Kamal-ud-Din has not gone there [to England] for personal ends. He has not cared even for his family. Someone wrote that Kamal-ud-Din has shaved his beard [in England]. The other day I saw his photo. The beard is there. I think that even if he had shaved his beard, I would still say about the work for which he has gone there, that it is good. If there is some fault, I myself overlook it. There is no one who is free from faults.”

(Khutbat Nur, p. 631, from Al-Fazl, 12 November 1913. See Urdu text.)

(c) The report of the above khutba ends as follows:

“(After this, the Huzoor sat down. He felt weak. He then rose and said.) Can any of you do the work which Kamal-ud-Din is doing? If he commits a fault, what does it matter? He is a man who used to earn thousands. I teach the Quran. Many new points of understanding have occurred to me. How can it be known that I did not teach it insincerely?
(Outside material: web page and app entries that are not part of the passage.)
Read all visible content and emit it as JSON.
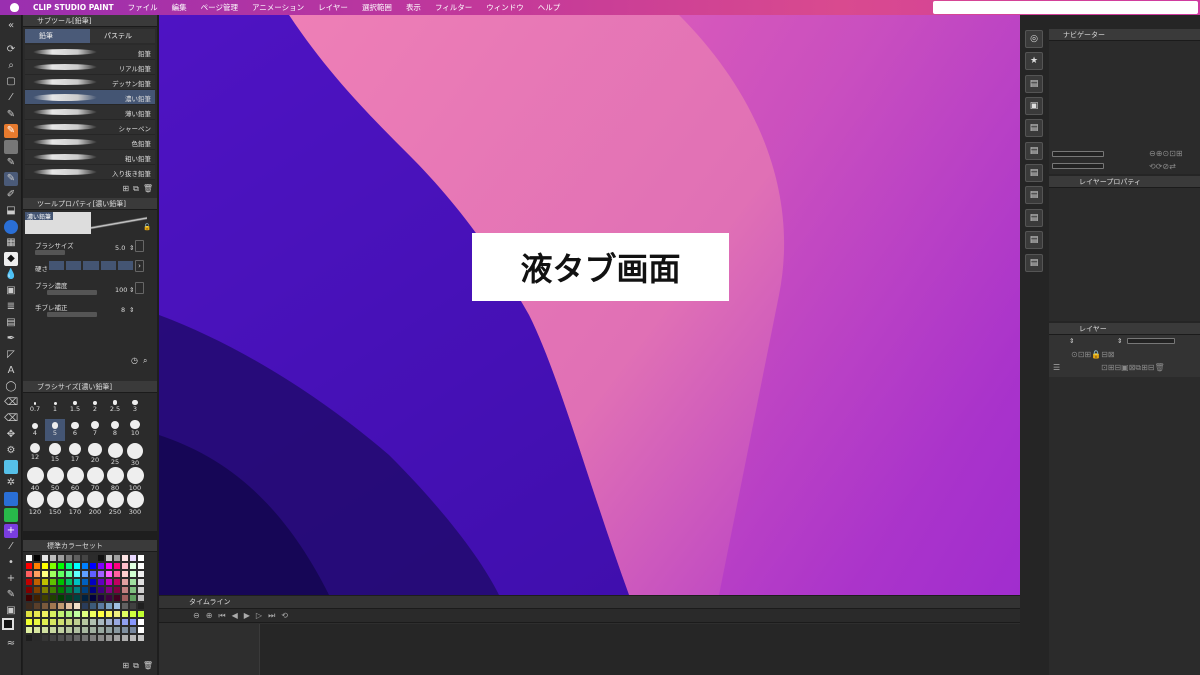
{
  "menubar": {
    "app": "CLIP STUDIO PAINT",
    "items": [
      "ファイル",
      "編集",
      "ページ管理",
      "アニメーション",
      "レイヤー",
      "選択範囲",
      "表示",
      "フィルター",
      "ウィンドウ",
      "ヘルプ"
    ]
  },
  "subtool": {
    "header": "サブツール[鉛筆]",
    "tab_pencil": "鉛筆",
    "tab_pastel": "パステル",
    "brushes": [
      "鉛筆",
      "リアル鉛筆",
      "デッサン鉛筆",
      "濃い鉛筆",
      "薄い鉛筆",
      "シャーペン",
      "色鉛筆",
      "粗い鉛筆",
      "入り抜き鉛筆"
    ],
    "selected_index": 3
  },
  "tool_property": {
    "header": "ツールプロパティ[濃い鉛筆]",
    "preview_label": "濃い鉛筆",
    "brush_size_label": "ブラシサイズ",
    "brush_size_value": "5.0",
    "hardness_label": "硬さ",
    "density_label": "ブラシ濃度",
    "density_value": "100",
    "stabilization_label": "手ブレ補正",
    "stabilization_value": "8"
  },
  "brush_size_panel": {
    "header": "ブラシサイズ[濃い鉛筆]",
    "sizes": [
      "0.7",
      "1",
      "1.5",
      "2",
      "2.5",
      "3",
      "4",
      "5",
      "6",
      "7",
      "8",
      "10",
      "12",
      "15",
      "17",
      "20",
      "25",
      "30",
      "40",
      "50",
      "60",
      "70",
      "80",
      "100",
      "120",
      "150",
      "170",
      "200",
      "250",
      "300"
    ],
    "selected": "5"
  },
  "color_set": {
    "header": "標準カラーセット"
  },
  "canvas": {
    "label": "液タブ画面"
  },
  "timeline": {
    "header": "タイムライン"
  },
  "right_panels": {
    "navigator": "ナビゲーター",
    "layer_property": "レイヤープロパティ",
    "layer": "レイヤー"
  },
  "colors": {
    "accent": "#445573",
    "panel_bg": "#2b2b2b",
    "menubar_start": "#9a2fb0",
    "menubar_end": "#d94a8f"
  }
}
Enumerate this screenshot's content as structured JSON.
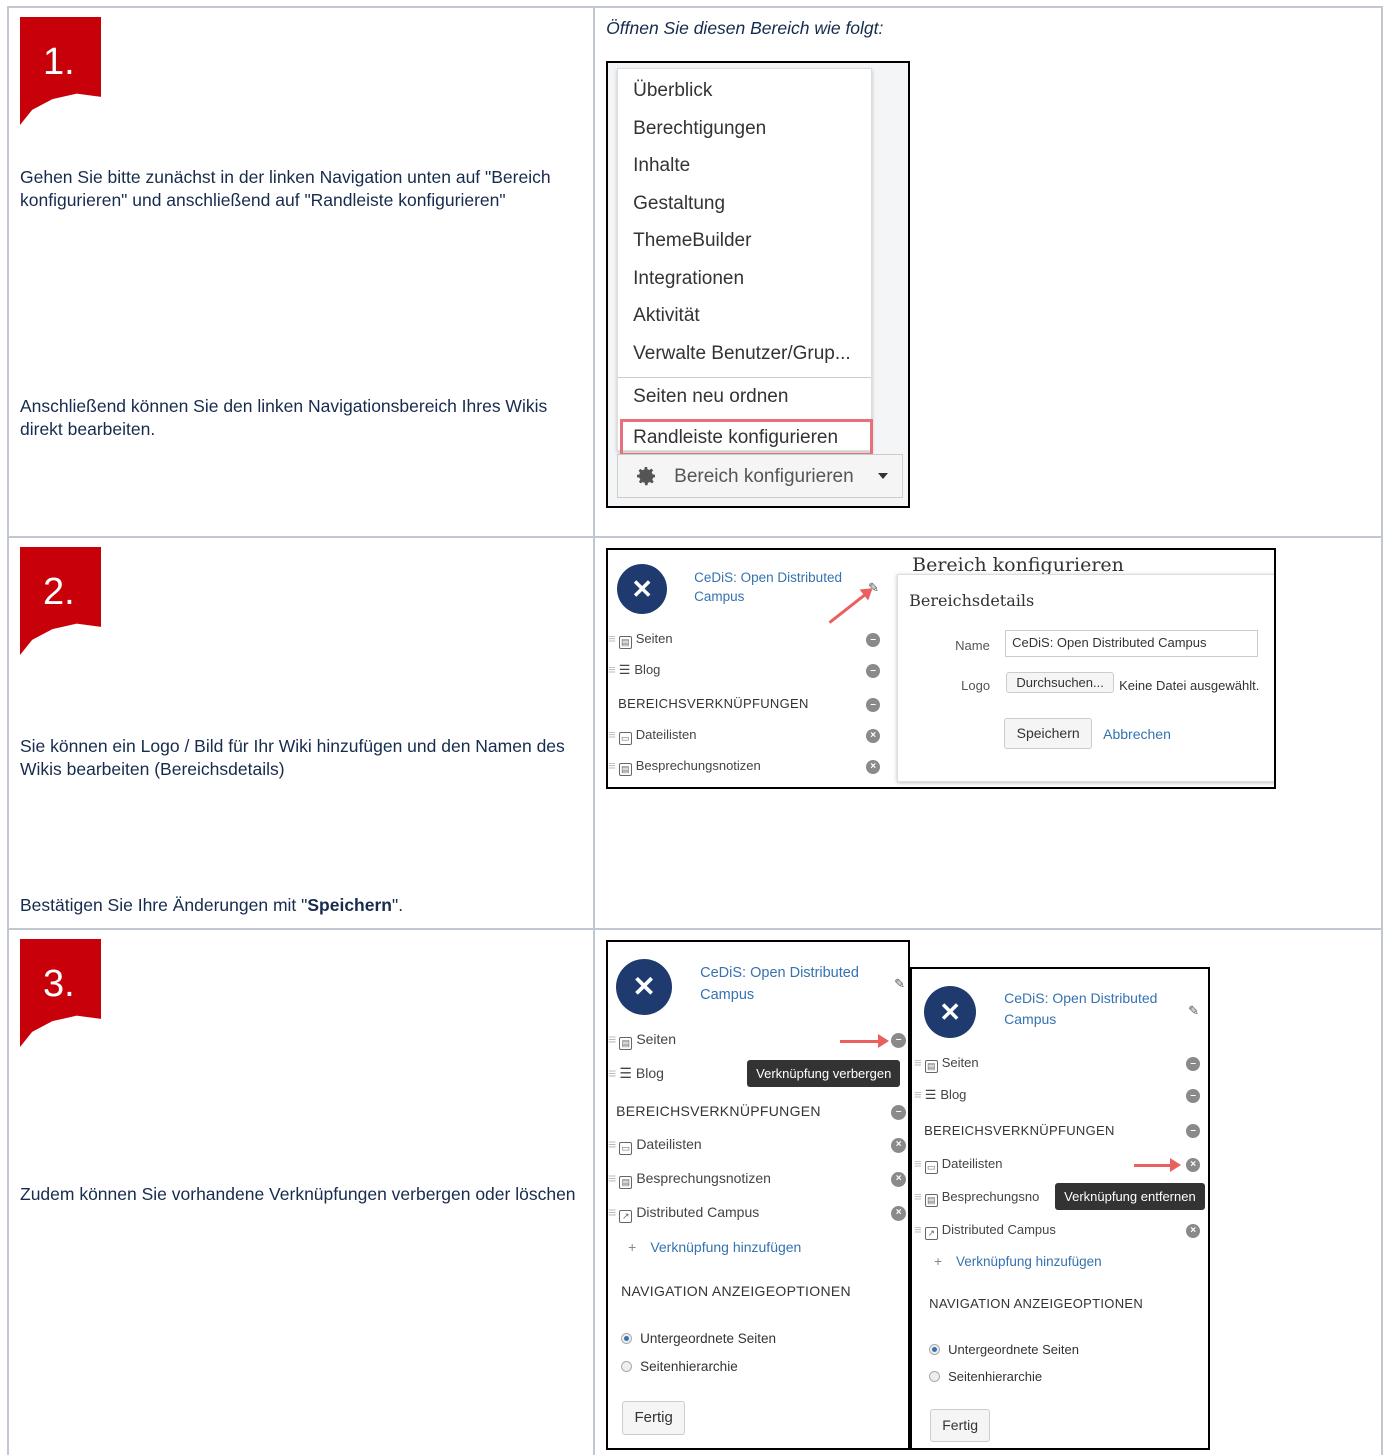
{
  "steps": [
    {
      "number": "1.",
      "text_a": "Gehen Sie bitte zunächst in der linken Navigation unten auf \"Bereich konfigurieren\" und anschließend auf \"Randleiste konfigurieren\"",
      "text_b": "Anschließend können Sie den linken Navigationsbereich Ihres Wikis direkt bearbeiten.",
      "caption": "Öffnen Sie diesen Bereich wie folgt:",
      "menu": {
        "items": [
          "Überblick",
          "Berechtigungen",
          "Inhalte",
          "Gestaltung",
          "ThemeBuilder",
          "Integrationen",
          "Aktivität",
          "Verwalte Benutzer/Grup..."
        ],
        "items_after_sep": [
          "Seiten neu ordnen",
          "Randleiste konfigurieren"
        ],
        "configure_button": "Bereich konfigurieren",
        "gear_icon": "gear-icon"
      }
    },
    {
      "number": "2.",
      "text_a": "Sie können ein Logo / Bild für Ihr Wiki hinzufügen und den Namen des Wikis bearbeiten (Bereichsdetails)",
      "text_b_pre": "Bestätigen Sie Ihre Änderungen mit \"",
      "text_b_bold": "Speichern",
      "text_b_post": "\".",
      "sidebar": {
        "space_name_1": "CeDiS: Open Distributed",
        "space_name_2": "Campus",
        "items": [
          "Seiten",
          "Blog"
        ],
        "section": "BEREICHSVERKNÜPFUNGEN",
        "links": [
          "Dateilisten",
          "Besprechungsnotizen"
        ]
      },
      "dialog": {
        "title": "Bereich konfigurieren",
        "panel_title": "Bereichsdetails",
        "name_label": "Name",
        "name_value": "CeDiS: Open Distributed Campus",
        "logo_label": "Logo",
        "browse_button": "Durchsuchen...",
        "no_file": "Keine Datei ausgewählt.",
        "save_button": "Speichern",
        "cancel_link": "Abbrechen"
      }
    },
    {
      "number": "3.",
      "text_a": "Zudem können Sie vorhandene Verknüpfungen verbergen oder löschen",
      "sidebar": {
        "space_name_1": "CeDiS: Open Distributed",
        "space_name_2": "Campus",
        "items": [
          "Seiten",
          "Blog"
        ],
        "section": "BEREICHSVERKNÜPFUNGEN",
        "links": [
          "Dateilisten",
          "Besprechungsnotizen",
          "Distributed Campus"
        ],
        "add_link": "Verknüpfung hinzufügen",
        "nav_options": "NAVIGATION ANZEIGEOPTIONEN",
        "radio_1": "Untergeordnete Seiten",
        "radio_2": "Seitenhierarchie",
        "done_button": "Fertig",
        "tooltip_hide": "Verknüpfung verbergen",
        "tooltip_remove": "Verknüpfung entfernen",
        "link_truncated": "Besprechungsno"
      }
    }
  ]
}
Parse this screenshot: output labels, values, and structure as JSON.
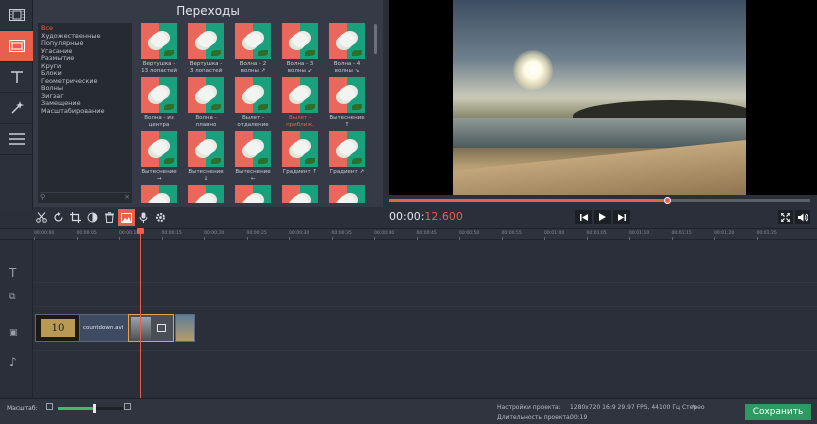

I taught it with sincerity before and do so now as well.”

(Khutbat Nur, p. 632, from Al-Fazl, 12 November 1913. See Urdu text.)

This report shows that although Hazrat Maulana Nur-ud-Din felt so physically weak that he had to sit down, yet he rose again merely to continue defending Khwaja Kamal-ud-Din and concluded his khutba at that point.

In his final comment, the Maulana has indicated that just as some people question Khwaja Kamal-ud-Din’s sincerity, they might as well question his own sincerity. He has thus placed the proof of Khwaja Kamal-ud-Din’s sincerity on an equal level with proof of his own sincerity.

10. Maulana Nur-ud-Din’s belief that Jesus was not born without a father

This is also the interpretation given by Maulana Muhammad Ali in his translations of the Quran, and expressed by other Lahore Ahmadiyya scholars, that Jesus was born like every other human being and had both a mother and a father. Hazrat Mirza Ghulam Ahmad held the belief of the majority of Muslims, that Jesus was conceived by his mother without the involvement of a male to make her pregnant. Maulana Nur-ud-Din’s expression of this belief is discussed on a separate page.

 Compiled by Dr Zahid Aziz